## Rewriting URLs using mod_rewrite

Every so often as a web developer, you might have to write a redirect of some URLs to some other ones to an .htaccess file. If you remember these tips here, you will probably have most of the stuff you need:

### Redirect a specific URL to another URL

Redirect 301 "/old-page.html" "/new-page.html"


301 here means it is a permanent redirect. Over time Google and other search engines will then replace the old URL with the new one in their index. 302 would be used for a temporary redirect - note that you should prefer to test with 302 first if you are unsure, as 301 redirects get cached aggressively in the browser, so if you made a mistake, you would have a hard time recovering. Trust me, I experienced this first hand ;)

### Redirecting several URLs

If you need to redirect several URLs, you generally want to follow the scheme of having a condition (on what to match) and a rule (how to redirect):

RewriteCond %{HTTP_HOST} ^www.example.com
RewriteRule (.*) https://example.com/$1 [R=301,L]  The condition RewriteCond ensures, this is only for the website www.example.com. The RewriteRule takes everything (.*) following the domain name and adds it ($1) to https://example.com/. In this case, the www part is removed from the URL.

R=301 indicates a permanent redirect again, so you could use R=302 instead which is recommended for testing.

L means that this is the last rule to be executed, so the processing of the .htaccess file stops here if the rule is triggered.

### Important: Relativity matters!

Keep in mind that the .htaccess file is always executed relative to the folder in which it resides.

#### Example for relativity
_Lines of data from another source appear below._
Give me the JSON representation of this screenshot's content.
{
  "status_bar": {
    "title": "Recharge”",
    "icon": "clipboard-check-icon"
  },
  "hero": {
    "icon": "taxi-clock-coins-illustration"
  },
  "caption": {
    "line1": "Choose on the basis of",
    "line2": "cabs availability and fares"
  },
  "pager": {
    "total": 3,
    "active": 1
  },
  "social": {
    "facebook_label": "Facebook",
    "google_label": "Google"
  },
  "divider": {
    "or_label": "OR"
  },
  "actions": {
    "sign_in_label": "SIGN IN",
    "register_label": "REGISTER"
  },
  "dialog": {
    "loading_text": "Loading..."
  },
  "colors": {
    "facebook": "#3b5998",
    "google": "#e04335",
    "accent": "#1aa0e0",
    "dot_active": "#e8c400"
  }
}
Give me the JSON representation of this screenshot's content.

Assume the URL www.example.com which is served from the folder root/. Further, let’s say there is a subdirectory root/wiki/, which we serve from www.example.com/wiki. If we have an .htaccess file in root/wiki/.htaccess, then everything will be relative to that folder.
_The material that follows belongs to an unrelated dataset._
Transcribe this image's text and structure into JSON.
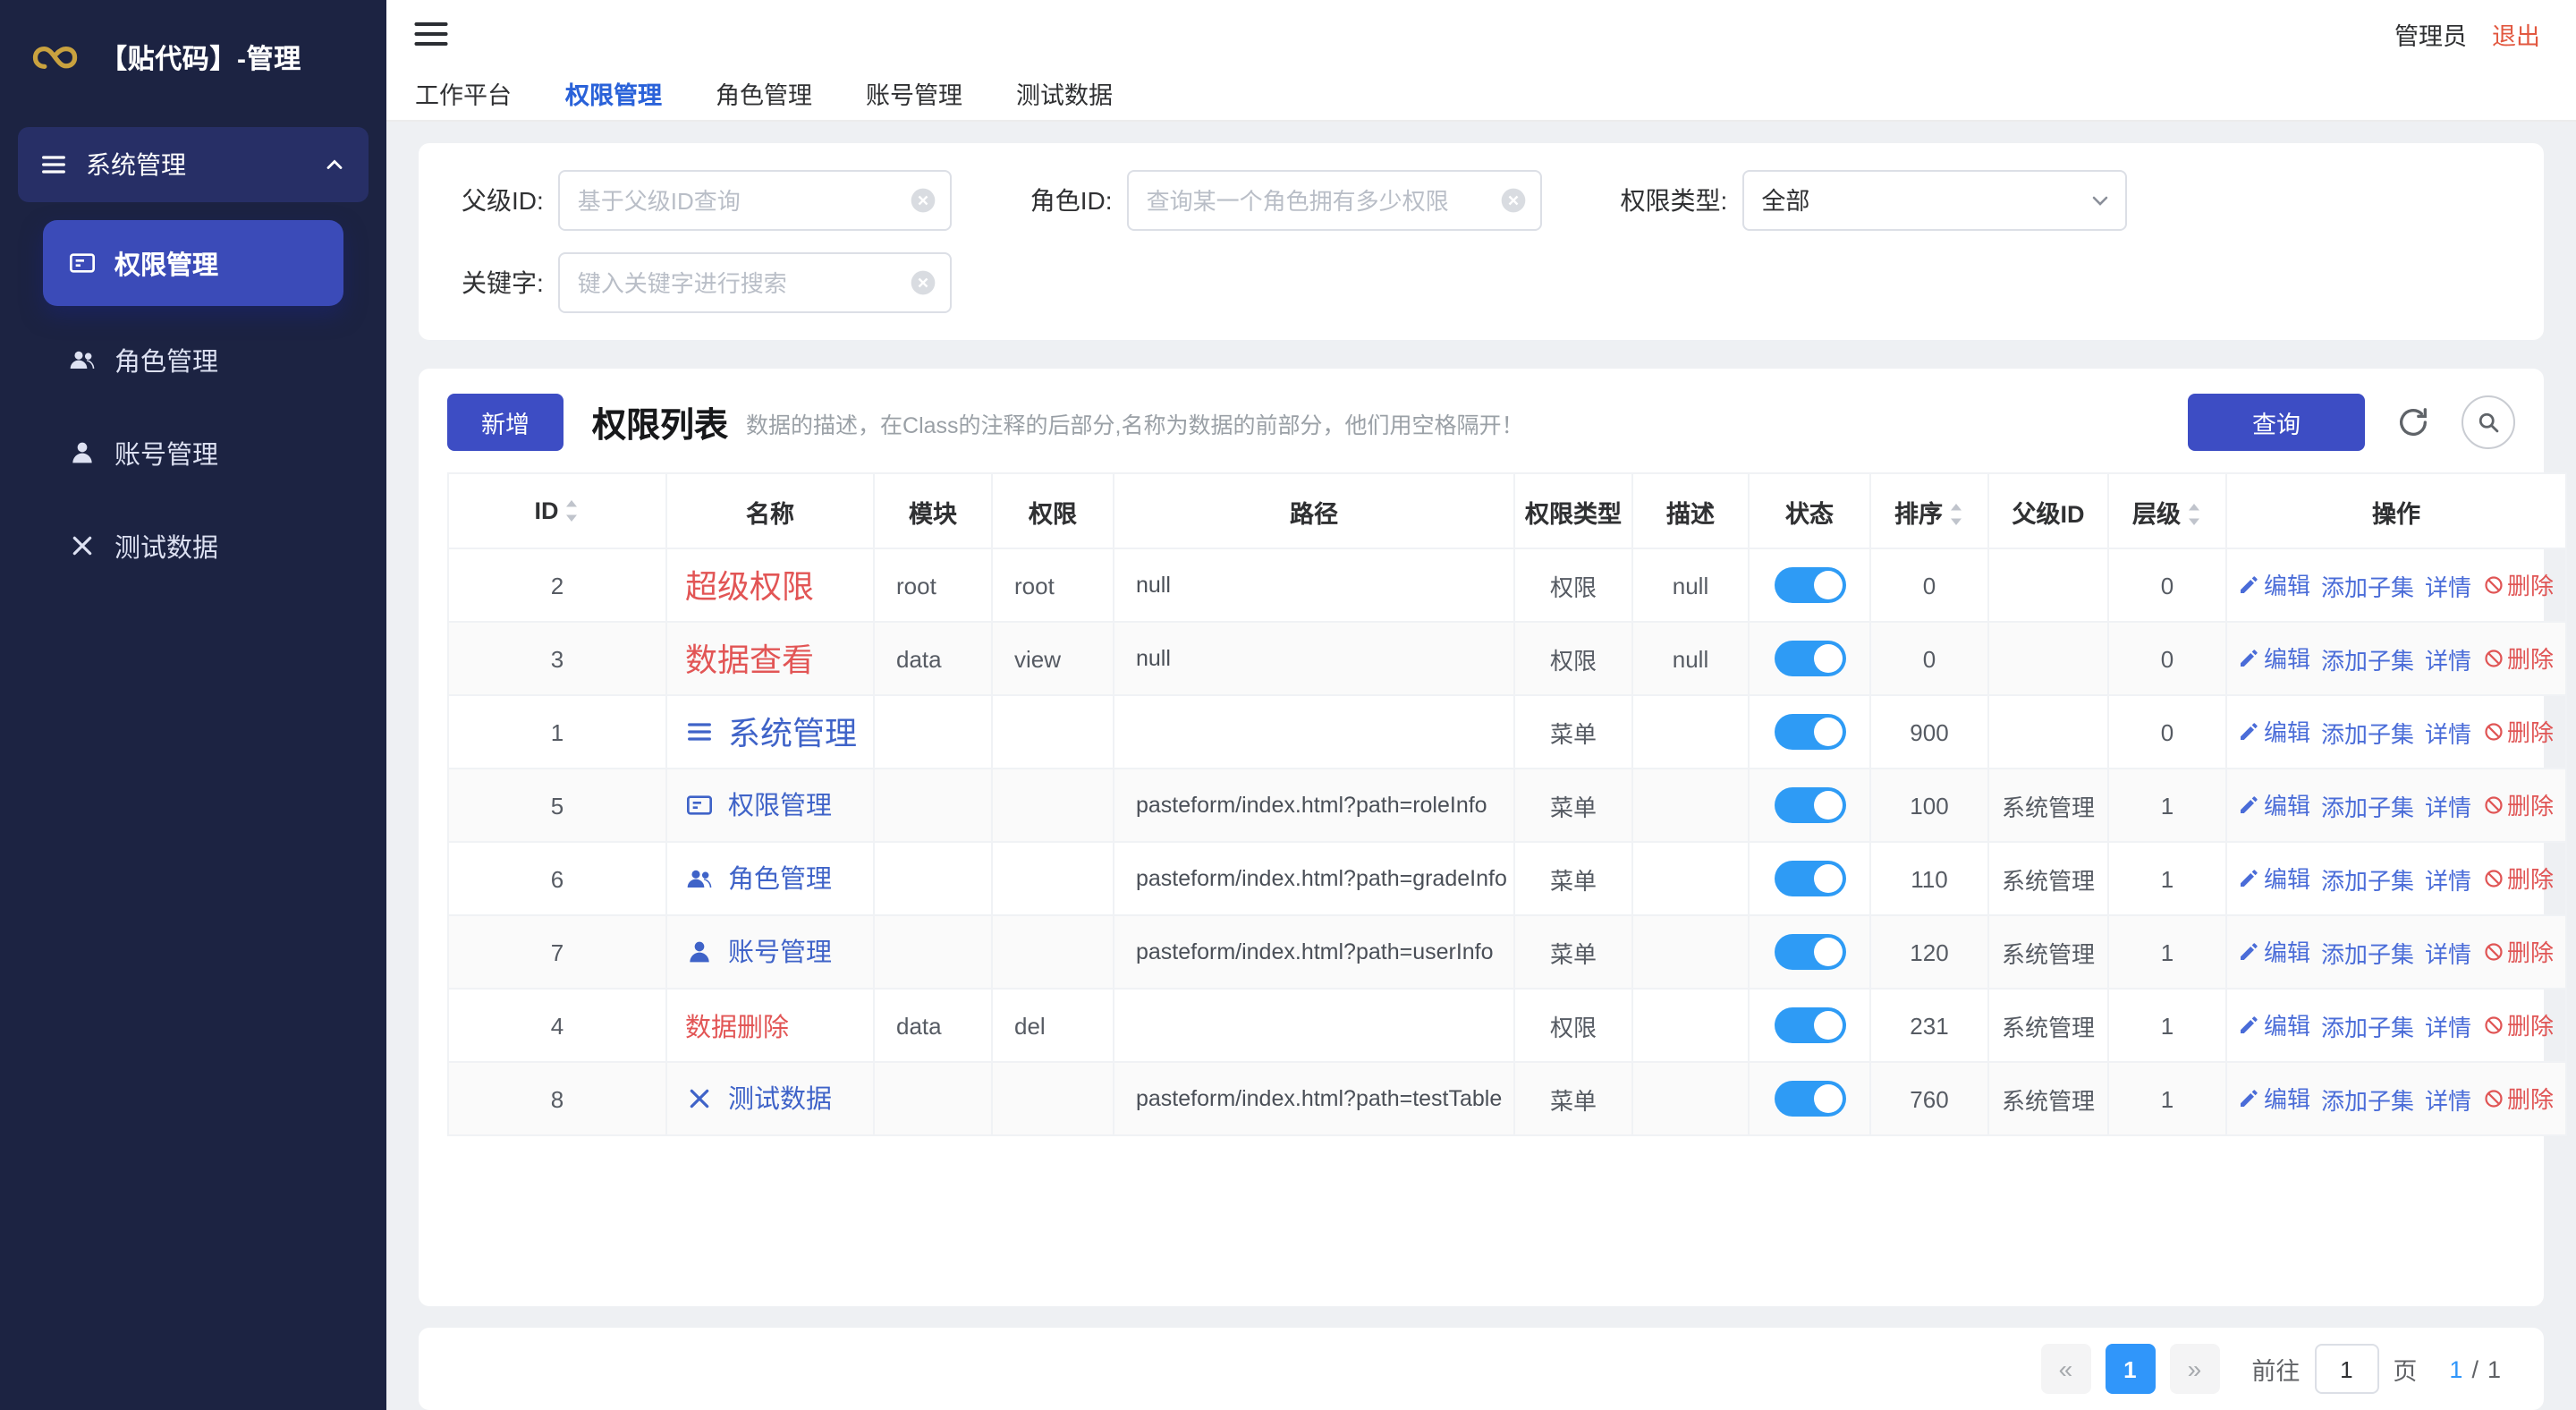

If we called the URL www.example.com/wiki/test.php and used this rule:

# .htaccess file in root/wiki/.htaccess
RewriteRule (.*) https://www.another-domain.com/$1  we would be forwarded to https://www.another-domain.com/test.php. Note that we lost the /wiki/ part, because (.*) matches relative to root/wiki/! If you need that /wiki/ part, your Rule should be in the root/ folder in the root/.htaccess file! Another option is to use the %{REQUEST_URI} variable which contains the full path. ### Rewrite a domain to another one RewriteCond %{HTTP­_HOST} ^www.domain.com$ [NC]
RewriteRule ^(.*)$http://www.domain2.com/$1 [R=301,L]


NC here means case insensitivity.

### RewriteBase

When you are using relative URLs in your rules, then RewriteBase makes sure to append an absolute path before the relative URL. This can be useful if you want to be staying in the relative folder. Let’s go back to that wiki example and we want to redirect a specific URL within the wiki folder:

RewriteBase /wiki/
RewriteRule ^foo$bar.php [L]  This will redirect www.example.com/wiki/foò to www.example.com/wiki/bar.php. If we omitted the RewriteBase, then we would instead be redirected to www.example.com/bar.php. ### Redirect your domain from http:// to https:// Nowadays, it is standard practice to encrypt your website using SSL. Often, your site can still be accessed using http:// in an unencrypted manner. To make sure that you are always serving the encrypted version, you can use this configuration in your .htaccess file. It consists of two conditions - one for your host name and one which triggers when HTTPS is turned off, so the site is accessed unencrypted. We then simply rewrite it to https:// and keep both the host and the request URI: RewriteCond %{HTTP_HOST} ^www.paepper\.com [NC] RewriteCond %{HTTPS} off RewriteRule ^(.*)$ https://%{HTTP_HOST}%{REQUEST_URI}


### A note on testing .htaccess rules

You obviously want to test first on your development machine before putting the information to your live site. So to properly test it, I would recommend to set up the same folder structure (which you should already have on your development machine anyways) and create an Apache configuration to serve your live URL locally, then change the DNS IP routing of your domain to your localhost 127.0.0.1 in the file /etc/hosts on Linux. With this setup, you can test the exact redirects as they would happen on your live site and get no surprises down the road. Beware, though, as mentioned before, that 301 rules get cached aggresively by your browser.

### Awesome cheat sheet for mod_rewrite / .htaccess rules

Have a look here: https://www.cheatography.com/davechild/cheat-sheets/mod-rewrite/